Women, health and housing

"If you put a woman who is fleeing something as desperate as domestic violence into temporary housing… imagine that environment and the impact on a child’s life."

Kristine Wellington, former Head of Children, Families and Safeguarding at Hackney CVS, on supporting women’s health and housing in Hackney


Please tell us more about your work with children, women and housing.

As part of our work with children and families we have identified a need to support women on particular issues. Housing is a key factor in determining whether children, especially in their early years, have mental health issues.

Putting children into hostel accommodation, not for short periods of time, but for very long periods of time, can result in those children having lifetime mental health issues and needing specialist mental health intervention in primary school and secondary school.

How does temporary accommodation impact on the mother?
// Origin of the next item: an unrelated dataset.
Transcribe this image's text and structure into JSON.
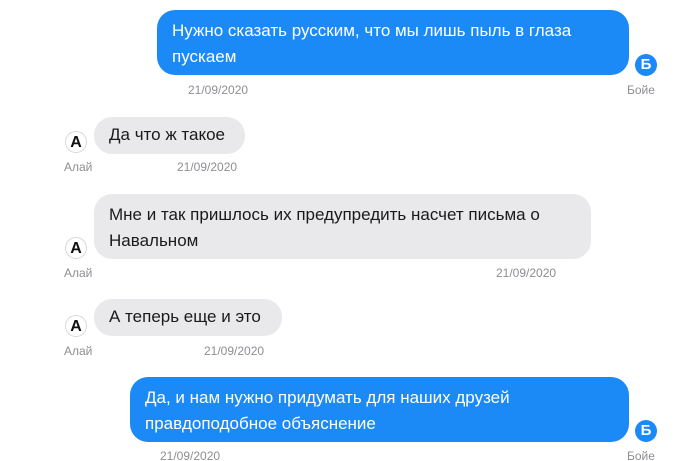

If you put a woman who is fleeing something as desperate as domestic violence into temporary housing, which is not temporary even – we’ve had mothers and their children in hostels for six years – imagine that environment and the impact on their life.

The link between women, health and housing is very important because very often professionals focus on the children, but they don’t focus on the adult’s needs.

We assume a child is in temporary accommodation for around six months. Six years! This has a detrimental impact on a child’s and the mother’s life. When we hear those case studies it makes me feel tearful – people come into Hackney CVS – a woman came in and she was literally pulling her hair out. Organisations like Shelter can help her.

What can Hackney CVS and the voluntary sector do to support women facing these types of situations?

We realise now that a lot of frontline organisations are tying to contain and support mothers with these issues, but what we really need is to combine this with the influence and expertise of national organisations like Shelter.

When we’ve taken families to Shelter, they are able to bypass the blocks that families face and to access housing solutions.

We are having an event to bring together frontline organisations, who don’t always have all the information they need to help, together with Shelter so that we can have quicker pathways for children and their mothers.

We still need to think more about supporting the mother’s mental health or the father’s mental health. But we are starting by addressing women, health and housing because that’s the reality.